Also, as someone who aspires to write non-fiction, and who has written small-scale stuff in the past, let me just say this: we who write non-fiction bust our asses to get the facts straight. It's really the most obviously laborious part of our labor; writing would be a lot more fun if we didn't have to sift through notecards of slowly-gathered information from old newspapers, interviews and such. In other words, we could just make the shit up. But we don't, nor do most of the people whose books can be found with the word "Non-Fiction" typed on the back. You know why? Because we try to be fucking professionals. Memoir-ists, moreover, try to be as honest with their audience as possible. Without getting, oh I don't know, truthful on your ass, the truest beauty of memoir is in its ability to authenticate the audience's experience by reflecting it off the author's. In a book about addiction and criminal behavior, this is amplified: nobody wants to believe that Frey made any of it up, because (like Fox Mulder) we want to believe him, because it's all so embarassing to talk about in the first place. For us who want to publish books at some point, the fact that a publisher dumped thousands of dollars in this guy's lap - and no doubt passed on several other books because of it - is fucking nauseating.

One other thing: doesn't this seem generally symptomatic of a larger tendendcy in our culture to ignore factual truth in the favor of whatever sounds better, looks better, feels better, or is just spoken loud enough?
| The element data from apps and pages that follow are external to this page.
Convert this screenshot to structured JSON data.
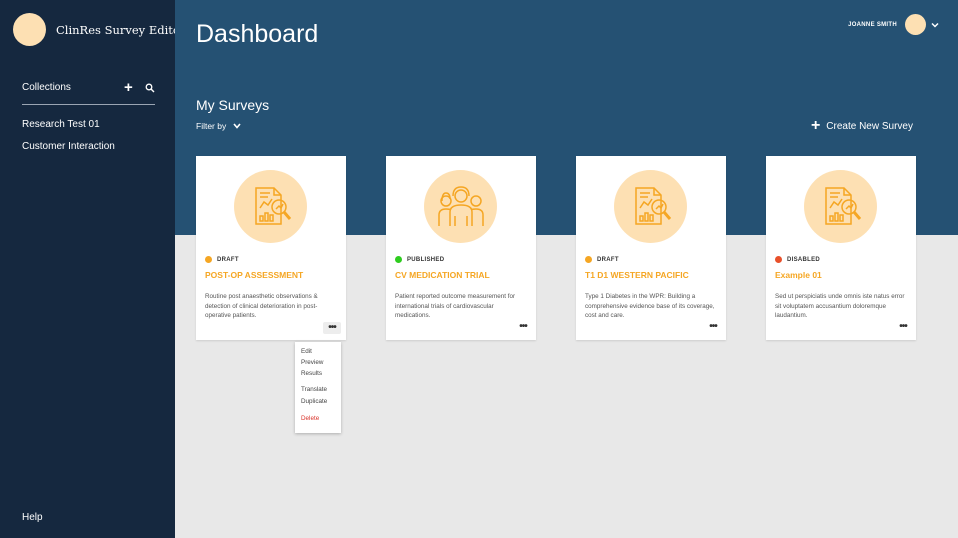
{
  "app": {
    "name": "ClinRes Survey Editor"
  },
  "sidebar": {
    "collections_label": "Collections",
    "add_icon": "plus-icon",
    "search_icon": "search-icon",
    "items": [
      {
        "label": "Research Test 01"
      },
      {
        "label": "Customer Interaction"
      }
    ],
    "help_label": "Help"
  },
  "header": {
    "title": "Dashboard",
    "user_name": "JOANNE SMITH"
  },
  "main": {
    "section_title": "My Surveys",
    "filter_label": "Filter by",
    "create_label": "Create New Survey"
  },
  "colors": {
    "sidebar": "#15283f",
    "header": "#255173",
    "accent": "#f5a623",
    "icon_bg": "#fde0b3",
    "draft": "#f5a623",
    "published": "#2ecc1f",
    "disabled": "#e8502a"
  },
  "cards": [
    {
      "status": "DRAFT",
      "status_color": "#f5a623",
      "title": "POST-OP ASSESSMENT",
      "description": "Routine post anaesthetic observations & detection of clinical deterioration in post-operative patients.",
      "icon": "report-magnifier-icon"
    },
    {
      "status": "PUBLISHED",
      "status_color": "#2ecc1f",
      "title": "CV MEDICATION TRIAL",
      "description": "Patient reported outcome measurement for international trials of cardiovascular medications.",
      "icon": "people-group-icon"
    },
    {
      "status": "DRAFT",
      "status_color": "#f5a623",
      "title": "T1 D1 WESTERN PACIFIC",
      "description": "Type 1 Diabetes in the WPR: Building a comprehensive evidence base of its coverage, cost and care.",
      "icon": "report-magnifier-icon"
    },
    {
      "status": "DISABLED",
      "status_color": "#e8502a",
      "title": "Example 01",
      "description": "Sed ut perspiciatis unde omnis iste natus error sit voluptatem accusantium doloremque laudantium.",
      "icon": "report-magnifier-icon"
    }
  ],
  "card_menu": {
    "items": [
      "Edit",
      "Preview",
      "Results",
      "Translate",
      "Duplicate",
      "Delete"
    ]
  }
}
It's that whole "truthiness" thing that Frank Rich and Stephen Colbert are getting at, but the Frey thing, for me, has added a new dimension . In this case, we found out that Frey didn't tell the truth, and publicly lied about it for 2-and-a-half years, and then were forced to listen to defenders tell us that it didn't matter because of Frey's personal experience. This excuse has potentially unending use. I'm gonna start using it tomorrow, in fact: "Yeah, I know I told you I was gonna write that review for your magazine, but I didn't, because I'm generally kind of a lazy sod. What do you mean you're unhappy? What about James Frey?"

I'm thankful, honestly, that the majority of response to the whole Frey debacle has been more in line (though probably less profane) than my particular tirade. Oprah deserves major props for calling his ass out on her show, and for - more importantly - taking the publisher to task as well. After the bad dream that was her initial response, her apology and subsequent dressing-down of Frey felt like sweet, righteous vindication. I do ultimately have faith in the audience, and I hope that this will ultimately - even if only through fear and embarrasment - make the literary world better. But I don't know.

Alright, enough about this shit. People keep dying in this goddamn war, New Orleans is gonna lose 80% of its black population, our education and health systems are in the toilet, the fuckin bird flu's gonna kill us all, Wilson Pickett and Nellie McKay died in the same week, and I can't stop myself from watching CELEBRITY FIT CLUB or AMERICAN IDOL...and I just spent a half-an-hour writing about James Frey. Fuck me.

Hey, cheer up. Here, go look at this video of Janet Reno singing "Respect" and have a laugh:

On the box right now: Josh Turner, YOUR MAN. At least country music is still about "three chords and the truth"...


Dove With Claws [4:45 PM]